Task item >> Leave the images out, and otherwise write out each entry exactly.

Items listed in a dataset:
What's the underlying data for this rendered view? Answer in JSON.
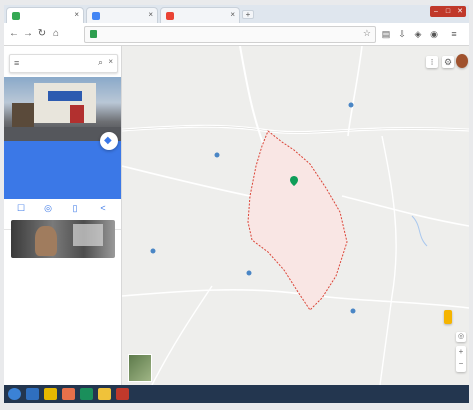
{
  "browser": {
    "tabs": [
      {
        "title": "",
        "color": "#34a853",
        "active": true
      },
      {
        "title": "",
        "color": "#4285f4",
        "active": false
      },
      {
        "title": "",
        "color": "#ea4335",
        "active": false
      }
    ],
    "url": "",
    "window_buttons": [
      "–",
      "□",
      "✕"
    ]
  },
  "panel": {
    "search_query": "",
    "place_name": "",
    "place_line2": "",
    "place_line3": "",
    "directions_label": "",
    "actions": [
      {
        "icon": "bookmark-icon",
        "glyph": "☐",
        "label": ""
      },
      {
        "icon": "nearby-icon",
        "glyph": "◎",
        "label": ""
      },
      {
        "icon": "phone-icon",
        "glyph": "▯",
        "label": ""
      },
      {
        "icon": "share-icon",
        "glyph": "<",
        "label": ""
      }
    ]
  },
  "map": {
    "region_fill": "#f9e6e4",
    "region_stroke": "#db4437",
    "place_labels": [
      {
        "id": "label-1",
        "text": ""
      },
      {
        "id": "label-2",
        "text": ""
      },
      {
        "id": "label-3",
        "text": ""
      },
      {
        "id": "label-4",
        "text": ""
      },
      {
        "id": "label-5",
        "text": ""
      },
      {
        "id": "label-6",
        "text": ""
      },
      {
        "id": "label-7",
        "text": ""
      },
      {
        "id": "label-8",
        "text": ""
      },
      {
        "id": "label-9",
        "text": ""
      },
      {
        "id": "label-10",
        "text": ""
      },
      {
        "id": "label-11",
        "text": ""
      },
      {
        "id": "label-12",
        "text": ""
      },
      {
        "id": "label-13",
        "text": ""
      },
      {
        "id": "label-14",
        "text": ""
      },
      {
        "id": "label-15",
        "text": ""
      },
      {
        "id": "label-16",
        "text": ""
      },
      {
        "id": "label-17",
        "text": ""
      }
    ],
    "center_label": "",
    "footer_text": "",
    "logo_text": ""
  },
  "taskbar": {
    "clock": ""
  }
}
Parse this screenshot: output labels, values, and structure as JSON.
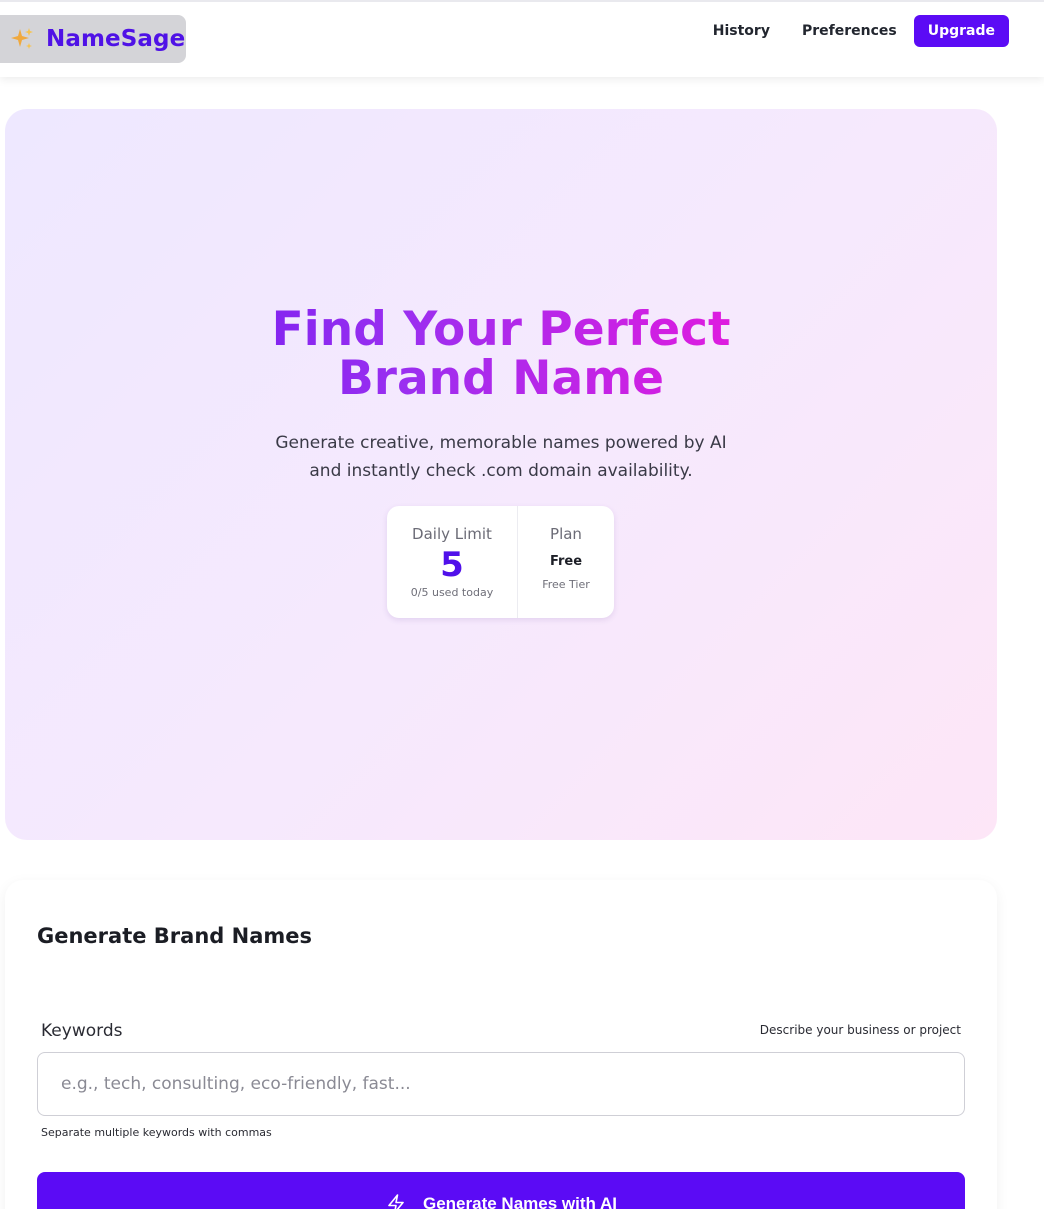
{
  "header": {
    "brand_name": "NameSage",
    "brand_icon": "sparkles-icon",
    "nav": {
      "history": "History",
      "preferences": "Preferences",
      "upgrade": "Upgrade"
    }
  },
  "hero": {
    "title_line1": "Find Your Perfect",
    "title_line2": "Brand Name",
    "subtitle_line1": "Generate creative, memorable names powered by AI",
    "subtitle_line2": "and instantly check .com domain availability.",
    "stats": {
      "daily_limit_label": "Daily Limit",
      "daily_limit_value": "5",
      "daily_limit_note": "0/5 used today",
      "plan_label": "Plan",
      "plan_value": "Free",
      "plan_note": "Free Tier"
    }
  },
  "generator": {
    "title": "Generate Brand Names",
    "keywords_label": "Keywords",
    "keywords_hint": "Describe your business or project",
    "keywords_value": "",
    "keywords_placeholder": "e.g., tech, consulting, eco-friendly, fast...",
    "keywords_help": "Separate multiple keywords with commas",
    "generate_button": "Generate Names with AI",
    "generate_icon": "lightning-bolt-icon"
  },
  "colors": {
    "brand_accent": "#5b0bf5",
    "gradient_start": "#5a10f0",
    "gradient_end": "#f21ad6"
  }
}
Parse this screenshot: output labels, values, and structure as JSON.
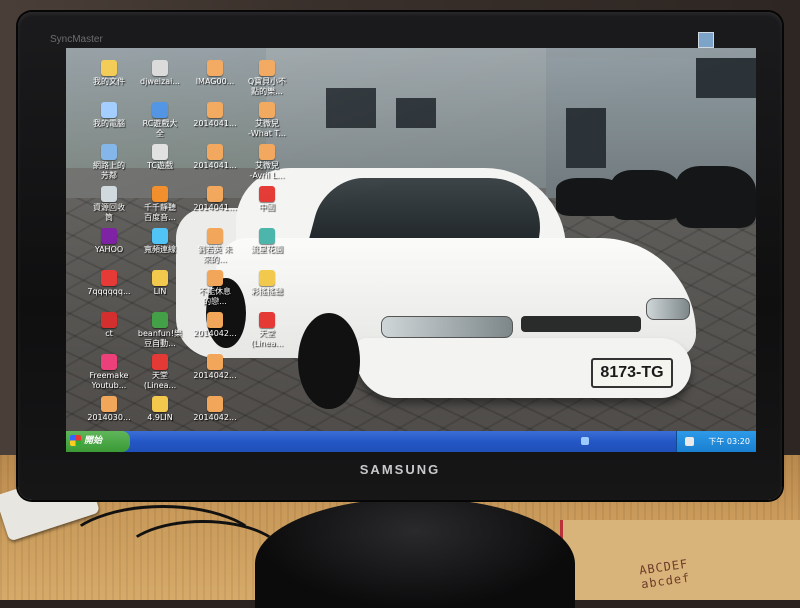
{
  "monitor": {
    "brand": "SAMSUNG",
    "bezel_model": "SyncMaster"
  },
  "car": {
    "plate": "8173-TG",
    "color": "#f4f5f3"
  },
  "desktop_icons": [
    {
      "label": "我的文件",
      "color": "#f2c94c"
    },
    {
      "label": "djweizai...",
      "color": "#d9d9d9"
    },
    {
      "label": "IMAG00...",
      "color": "#f2a65a"
    },
    {
      "label": "Q寶貝小不\n點的樂...",
      "color": "#f2a65a"
    },
    {
      "label": "我的電腦",
      "color": "#9ecbff"
    },
    {
      "label": "RC遊戲大\n全",
      "color": "#4a90e2"
    },
    {
      "label": "2014041...",
      "color": "#f2a65a"
    },
    {
      "label": "艾微兒\n-What T...",
      "color": "#f2a65a"
    },
    {
      "label": "網路上的\n芳鄰",
      "color": "#7fb3e8"
    },
    {
      "label": "TC遊戲",
      "color": "#e0e0e0"
    },
    {
      "label": "2014041...",
      "color": "#f2a65a"
    },
    {
      "label": "艾微兒\n-Avril L...",
      "color": "#f2a65a"
    },
    {
      "label": "資源回收\n筒",
      "color": "#cfd8dc"
    },
    {
      "label": "千千靜聽\n百度音...",
      "color": "#f28c28"
    },
    {
      "label": "2014041...",
      "color": "#f2a65a"
    },
    {
      "label": "中國",
      "color": "#e53935"
    },
    {
      "label": "YAHOO",
      "color": "#7b1fa2"
    },
    {
      "label": "寬頻連線",
      "color": "#4fc3f7"
    },
    {
      "label": "劉若英 未\n來的... ",
      "color": "#f2a65a"
    },
    {
      "label": "流星花園",
      "color": "#4db6ac"
    },
    {
      "label": "7qqqqqq...",
      "color": "#e53935"
    },
    {
      "label": "LIN",
      "color": "#f2c94c"
    },
    {
      "label": "不能休息\n的戀...",
      "color": "#f2a65a"
    },
    {
      "label": "彩搖搖聽",
      "color": "#f2c94c"
    },
    {
      "label": "ct",
      "color": "#d32f2f"
    },
    {
      "label": "beanfun!樂\n豆自動...",
      "color": "#43a047"
    },
    {
      "label": "2014042...",
      "color": "#f2a65a"
    },
    {
      "label": "天堂\n(Linea...",
      "color": "#e53935"
    },
    {
      "label": "Freemake\nYoutub...",
      "color": "#ec407a"
    },
    {
      "label": "天堂\n(Linea...",
      "color": "#e53935"
    },
    {
      "label": "2014042...",
      "color": "#f2a65a"
    },
    {
      "label": "",
      "color": "transparent"
    },
    {
      "label": "2014030...",
      "color": "#f2a65a"
    },
    {
      "label": "4.9LIN",
      "color": "#f2c94c"
    },
    {
      "label": "2014042...",
      "color": "#f2a65a"
    }
  ],
  "taskbar": {
    "start_label": "開始",
    "clock": "下午 03:20"
  },
  "desk_mat": {
    "line1": "ABCDEF",
    "line2": "abcdef"
  }
}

Result for this exercise >>
What's the underlying data for this rendered view? Answer in JSON.
{
  "browser": {
    "tabs": [
      {
        "title": "",
        "color": "#34a853",
        "active": true
      },
      {
        "title": "",
        "color": "#4285f4",
        "active": false
      },
      {
        "title": "",
        "color": "#ea4335",
        "active": false
      }
    ],
    "url": "",
    "window_buttons": [
      "–",
      "□",
      "✕"
    ]
  },
  "panel": {
    "search_query": "",
    "place_name": "",
    "place_line2": "",
    "place_line3": "",
    "directions_label": "",
    "actions": [
      {
        "icon": "bookmark-icon",
        "glyph": "☐",
        "label": ""
      },
      {
        "icon": "nearby-icon",
        "glyph": "◎",
        "label": ""
      },
      {
        "icon": "phone-icon",
        "glyph": "▯",
        "label": ""
      },
      {
        "icon": "share-icon",
        "glyph": "<",
        "label": ""
      }
    ]
  },
  "map": {
    "region_fill": "#f9e6e4",
    "region_stroke": "#db4437",
    "place_labels": [
      {
        "id": "label-1",
        "text": ""
      },
      {
        "id": "label-2",
        "text": ""
      },
      {
        "id": "label-3",
        "text": ""
      },
      {
        "id": "label-4",
        "text": ""
      },
      {
        "id": "label-5",
        "text": ""
      },
      {
        "id": "label-6",
        "text": ""
      },
      {
        "id": "label-7",
        "text": ""
      },
      {
        "id": "label-8",
        "text": ""
      },
      {
        "id": "label-9",
        "text": ""
      },
      {
        "id": "label-10",
        "text": ""
      },
      {
        "id": "label-11",
        "text": ""
      },
      {
        "id": "label-12",
        "text": ""
      },
      {
        "id": "label-13",
        "text": ""
      },
      {
        "id": "label-14",
        "text": ""
      },
      {
        "id": "label-15",
        "text": ""
      },
      {
        "id": "label-16",
        "text": ""
      },
      {
        "id": "label-17",
        "text": ""
      }
    ],
    "center_label": "",
    "footer_text": "",
    "logo_text": ""
  },
  "taskbar": {
    "clock": ""
  }
}
Parse this screenshot: output labels, values, and structure as JSON.
{
  "header": {
    "brand_name": "NameSage",
    "brand_icon": "sparkles-icon",
    "nav": {
      "history": "History",
      "preferences": "Preferences",
      "upgrade": "Upgrade"
    }
  },
  "hero": {
    "title_line1": "Find Your Perfect",
    "title_line2": "Brand Name",
    "subtitle_line1": "Generate creative, memorable names powered by AI",
    "subtitle_line2": "and instantly check .com domain availability.",
    "stats": {
      "daily_limit_label": "Daily Limit",
      "daily_limit_value": "5",
      "daily_limit_note": "0/5 used today",
      "plan_label": "Plan",
      "plan_value": "Free",
      "plan_note": "Free Tier"
    }
  },
  "generator": {
    "title": "Generate Brand Names",
    "keywords_label": "Keywords",
    "keywords_hint": "Describe your business or project",
    "keywords_value": "",
    "keywords_placeholder": "e.g., tech, consulting, eco-friendly, fast...",
    "keywords_help": "Separate multiple keywords with commas",
    "generate_button": "Generate Names with AI",
    "generate_icon": "lightning-bolt-icon"
  },
  "colors": {
    "brand_accent": "#5b0bf5",
    "gradient_start": "#5a10f0",
    "gradient_end": "#f21ad6"
  }
}
Parse this screenshot: output labels, values, and structure as JSON.
{
  "monitor": {
    "brand": "SAMSUNG",
    "bezel_model": "SyncMaster"
  },
  "car": {
    "plate": "8173-TG",
    "color": "#f4f5f3"
  },
  "desktop_icons": [
    {
      "label": "我的文件",
      "color": "#f2c94c"
    },
    {
      "label": "djweizai...",
      "color": "#d9d9d9"
    },
    {
      "label": "IMAG00...",
      "color": "#f2a65a"
    },
    {
      "label": "Q寶貝小不\n點的樂...",
      "color": "#f2a65a"
    },
    {
      "label": "我的電腦",
      "color": "#9ecbff"
    },
    {
      "label": "RC遊戲大\n全",
      "color": "#4a90e2"
    },
    {
      "label": "2014041...",
      "color": "#f2a65a"
    },
    {
      "label": "艾微兒\n-What T...",
      "color": "#f2a65a"
    },
    {
      "label": "網路上的\n芳鄰",
      "color": "#7fb3e8"
    },
    {
      "label": "TC遊戲",
      "color": "#e0e0e0"
    },
    {
      "label": "2014041...",
      "color": "#f2a65a"
    },
    {
      "label": "艾微兒\n-Avril L...",
      "color": "#f2a65a"
    },
    {
      "label": "資源回收\n筒",
      "color": "#cfd8dc"
    },
    {
      "label": "千千靜聽\n百度音...",
      "color": "#f28c28"
    },
    {
      "label": "2014041...",
      "color": "#f2a65a"
    },
    {
      "label": "中國",
      "color": "#e53935"
    },
    {
      "label": "YAHOO",
      "color": "#7b1fa2"
    },
    {
      "label": "寬頻連線",
      "color": "#4fc3f7"
    },
    {
      "label": "劉若英 未\n來的... ",
      "color": "#f2a65a"
    },
    {
      "label": "流星花園",
      "color": "#4db6ac"
    },
    {
      "label": "7qqqqqq...",
      "color": "#e53935"
    },
    {
      "label": "LIN",
      "color": "#f2c94c"
    },
    {
      "label": "不能休息\n的戀...",
      "color": "#f2a65a"
    },
    {
      "label": "彩搖搖聽",
      "color": "#f2c94c"
    },
    {
      "label": "ct",
      "color": "#d32f2f"
    },
    {
      "label": "beanfun!樂\n豆自動...",
      "color": "#43a047"
    },
    {
      "label": "2014042...",
      "color": "#f2a65a"
    },
    {
      "label": "天堂\n(Linea...",
      "color": "#e53935"
    },
    {
      "label": "Freemake\nYoutub...",
      "color": "#ec407a"
    },
    {
      "label": "天堂\n(Linea...",
      "color": "#e53935"
    },
    {
      "label": "2014042...",
      "color": "#f2a65a"
    },
    {
      "label": "",
      "color": "transparent"
    },
    {
      "label": "2014030...",
      "color": "#f2a65a"
    },
    {
      "label": "4.9LIN",
      "color": "#f2c94c"
    },
    {
      "label": "2014042...",
      "color": "#f2a65a"
    }
  ],
  "taskbar": {
    "start_label": "開始",
    "clock": "下午 03:20"
  },
  "desk_mat": {
    "line1": "ABCDEF",
    "line2": "abcdef"
  }
}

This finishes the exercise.